Even if the president’s newfound sentiments were more strategic than deeply felt, he can apply them usefully at home, too. He should want to enlist Muslim Americans in a fight many of them have already joined, and affirm that he values their citizenship.
The suicide bombing in Manchester, England, on Monday was a sickening reminder that the West still lives under the threat of terrorism. And the claim of responsibility that followed was chilling confirmation that the Islamic State group has ordered adherents outside the Middle East to carry out attacks in their own countries.
The United States hasn’t been immune. The Pakistani American couple who killed 14 people in San Bernardino in 2015 and the Afghan American who killed 49 in Orlando, Fla., in 2016 all claimed allegiance to the Islamic State. And yet, despite those incidents, the United States has still suffered less Islamist terrorism than Britain or France.
One reason is straightforward: We are farther from the Middle East. A second is more subtle: The United States has done a better job of integrating Muslim immigrants and making clear that they are full-fledged citizens.
“They’re much better integrated,” Bernard Haykel, a terrorism expert at Princeton University, said recently. “They’re fully part of this country.”

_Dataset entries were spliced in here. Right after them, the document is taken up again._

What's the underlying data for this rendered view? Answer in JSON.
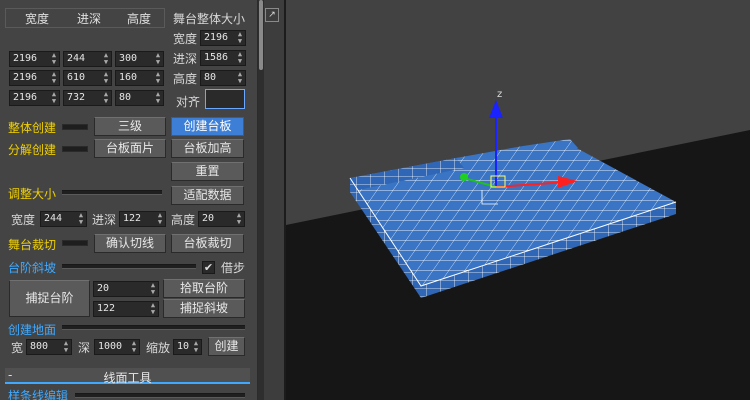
{
  "panel": {
    "table_headers": [
      "宽度",
      "进深",
      "高度"
    ],
    "rows": [
      {
        "width": "2196",
        "depth": "244",
        "height": "300"
      },
      {
        "width": "2196",
        "depth": "610",
        "height": "160"
      },
      {
        "width": "2196",
        "depth": "732",
        "height": "80"
      }
    ],
    "stage_size": {
      "title": "舞台整体大小",
      "width_label": "宽度",
      "width_value": "2196",
      "depth_label": "进深",
      "depth_value": "1586",
      "height_label": "高度",
      "height_value": "80",
      "align_label": "对齐"
    },
    "whole_create_label": "整体创建",
    "three_level_button": "三级",
    "create_board_button": "创建台板",
    "split_create_label": "分解创建",
    "board_face_button": "台板面片",
    "board_raise_button": "台板加高",
    "reset_button": "重置",
    "adjust_size_label": "调整大小",
    "fit_data_button": "适配数据",
    "adj_width_label": "宽度",
    "adj_width_value": "244",
    "adj_depth_label": "进深",
    "adj_depth_value": "122",
    "adj_height_label": "高度",
    "adj_height_value": "20",
    "stage_cut_label": "舞台裁切",
    "confirm_cut_button": "确认切线",
    "board_cut_button": "台板裁切",
    "step_slope_label": "台阶斜坡",
    "borrow_step_label": "借步",
    "borrow_step_checked": "✔",
    "capture_step_button": "捕捉台阶",
    "step_value_1": "20",
    "step_value_2": "122",
    "pick_step_button": "拾取台阶",
    "capture_slope_button": "捕捉斜坡",
    "create_ground_label": "创建地面",
    "ground_width_label": "宽",
    "ground_width_value": "800",
    "ground_depth_label": "深",
    "ground_depth_value": "1000",
    "ground_scale_label": "缩放",
    "ground_scale_value": "10",
    "ground_create_button": "创建",
    "rollout_minus": "-",
    "rollout_title": "线面工具",
    "spline_edit_label": "样条线编辑"
  },
  "viewport": {
    "gizmo_z_label": "z",
    "floor_color": "#161616",
    "backdrop_color": "#424242",
    "stage_color": "#3a74c4"
  }
}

That fact comes across in opinion polls. A Pew Research Center study found that 56 percent of Muslim Americans said most Muslims who come to the United States want to adopt American ways of life; only 20 percent said they want to remain distinct from U.S. society. Most Muslim Americans said they are worried by the rise of extremism in their communities. Almost all considered terrorism unjustified.
These attitudes have led many to cooperate actively with the FBI and local police forces to identify potential terrorists in their midst and pre-empt any attacks.

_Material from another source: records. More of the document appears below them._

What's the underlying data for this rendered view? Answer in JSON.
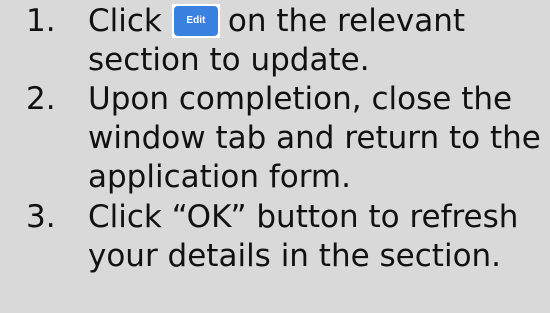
{
  "steps": [
    {
      "number": "1.",
      "line1_before": "Click",
      "button_label": "Edit",
      "line1_after": "on the relevant",
      "line2": "section to update."
    },
    {
      "number": "2.",
      "lines": [
        "Upon completion, close the",
        "window tab and return to the",
        "application form."
      ]
    },
    {
      "number": "3.",
      "lines": [
        "Click “OK” button to refresh",
        "your details in the section."
      ]
    }
  ],
  "colors": {
    "background": "#d9d9d9",
    "edit_button": "#3b82e0",
    "text": "#111111"
  }
}
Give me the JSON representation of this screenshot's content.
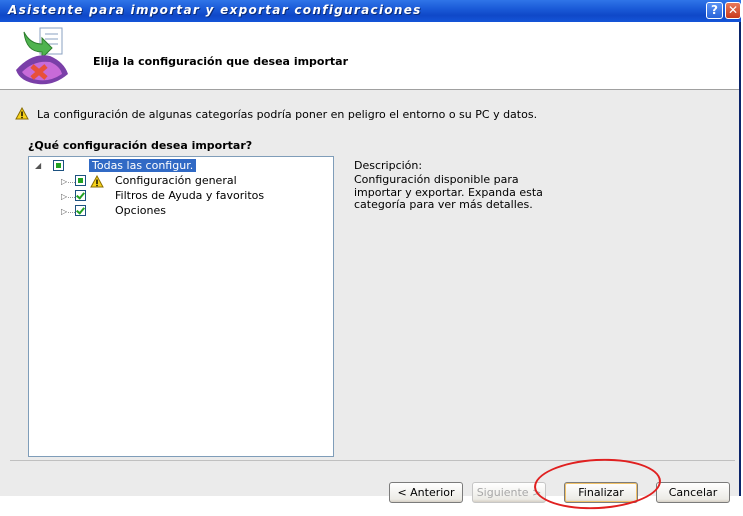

“Some of our most productive relationships are with people who see things and…